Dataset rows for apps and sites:
====================

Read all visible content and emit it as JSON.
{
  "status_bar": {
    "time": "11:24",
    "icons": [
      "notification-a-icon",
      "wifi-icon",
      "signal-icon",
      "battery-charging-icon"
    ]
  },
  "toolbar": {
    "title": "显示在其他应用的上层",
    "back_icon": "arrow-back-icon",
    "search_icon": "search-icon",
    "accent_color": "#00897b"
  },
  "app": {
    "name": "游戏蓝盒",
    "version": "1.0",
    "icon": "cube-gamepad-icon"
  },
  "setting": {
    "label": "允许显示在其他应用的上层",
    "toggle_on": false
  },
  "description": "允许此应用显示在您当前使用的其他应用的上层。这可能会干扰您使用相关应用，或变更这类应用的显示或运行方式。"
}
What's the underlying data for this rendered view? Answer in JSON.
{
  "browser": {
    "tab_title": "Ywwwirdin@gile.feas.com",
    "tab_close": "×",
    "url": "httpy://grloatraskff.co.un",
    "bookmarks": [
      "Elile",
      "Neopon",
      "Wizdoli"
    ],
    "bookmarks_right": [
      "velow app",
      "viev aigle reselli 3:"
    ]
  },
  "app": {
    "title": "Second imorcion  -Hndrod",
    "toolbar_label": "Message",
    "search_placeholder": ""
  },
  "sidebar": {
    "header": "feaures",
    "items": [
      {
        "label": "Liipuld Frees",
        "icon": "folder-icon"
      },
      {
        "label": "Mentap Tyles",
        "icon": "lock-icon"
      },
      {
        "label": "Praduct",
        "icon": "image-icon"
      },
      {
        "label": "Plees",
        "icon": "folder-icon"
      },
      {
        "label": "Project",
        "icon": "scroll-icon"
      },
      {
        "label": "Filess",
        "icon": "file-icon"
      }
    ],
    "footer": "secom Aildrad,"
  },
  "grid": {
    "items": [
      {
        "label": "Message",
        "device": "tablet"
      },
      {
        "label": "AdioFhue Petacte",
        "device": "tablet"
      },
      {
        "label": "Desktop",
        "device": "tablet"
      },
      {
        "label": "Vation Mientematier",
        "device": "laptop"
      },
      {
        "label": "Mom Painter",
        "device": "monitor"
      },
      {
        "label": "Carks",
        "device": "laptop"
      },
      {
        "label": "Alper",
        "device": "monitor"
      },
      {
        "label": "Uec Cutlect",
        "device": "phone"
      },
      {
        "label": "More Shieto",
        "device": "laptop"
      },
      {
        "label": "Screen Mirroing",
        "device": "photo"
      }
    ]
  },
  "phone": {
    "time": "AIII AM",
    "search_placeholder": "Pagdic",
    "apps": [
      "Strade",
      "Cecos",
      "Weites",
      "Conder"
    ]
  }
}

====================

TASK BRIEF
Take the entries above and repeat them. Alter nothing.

ANSWER TO THE PROBLEM
Read all visible content and emit it as JSON.
{
  "status_bar": {
    "time": "11:24",
    "icons": [
      "notification-a-icon",
      "wifi-icon",
      "signal-icon",
      "battery-charging-icon"
    ]
  },
  "toolbar": {
    "title": "显示在其他应用的上层",
    "back_icon": "arrow-back-icon",
    "search_icon": "search-icon",
    "accent_color": "#00897b"
  },
  "app": {
    "name": "游戏蓝盒",
    "version": "1.0",
    "icon": "cube-gamepad-icon"
  },
  "setting": {
    "label": "允许显示在其他应用的上层",
    "toggle_on": false
  },
  "description": "允许此应用显示在您当前使用的其他应用的上层。这可能会干扰您使用相关应用，或变更这类应用的显示或运行方式。"
}
What's the underlying data for this rendered view? Answer in JSON.
{
  "browser": {
    "tab_title": "Ywwwirdin@gile.feas.com",
    "tab_close": "×",
    "url": "httpy://grloatraskff.co.un",
    "bookmarks": [
      "Elile",
      "Neopon",
      "Wizdoli"
    ],
    "bookmarks_right": [
      "velow app",
      "viev aigle reselli 3:"
    ]
  },
  "app": {
    "title": "Second imorcion  -Hndrod",
    "toolbar_label": "Message",
    "search_placeholder": ""
  },
  "sidebar": {
    "header": "feaures",
    "items": [
      {
        "label": "Liipuld Frees",
        "icon": "folder-icon"
      },
      {
        "label": "Mentap Tyles",
        "icon": "lock-icon"
      },
      {
        "label": "Praduct",
        "icon": "image-icon"
      },
      {
        "label": "Plees",
        "icon": "folder-icon"
      },
      {
        "label": "Project",
        "icon": "scroll-icon"
      },
      {
        "label": "Filess",
        "icon": "file-icon"
      }
    ],
    "footer": "secom Aildrad,"
  },
  "grid": {
    "items": [
      {
        "label": "Message",
        "device": "tablet"
      },
      {
        "label": "AdioFhue Petacte",
        "device": "tablet"
      },
      {
        "label": "Desktop",
        "device": "tablet"
      },
      {
        "label": "Vation Mientematier",
        "device": "laptop"
      },
      {
        "label": "Mom Painter",
        "device": "monitor"
      },
      {
        "label": "Carks",
        "device": "laptop"
      },
      {
        "label": "Alper",
        "device": "monitor"
      },
      {
        "label": "Uec Cutlect",
        "device": "phone"
      },
      {
        "label": "More Shieto",
        "device": "laptop"
      },
      {
        "label": "Screen Mirroing",
        "device": "photo"
      }
    ]
  },
  "phone": {
    "time": "AIII AM",
    "search_placeholder": "Pagdic",
    "apps": [
      "Strade",
      "Cecos",
      "Weites",
      "Conder"
    ]
  }
}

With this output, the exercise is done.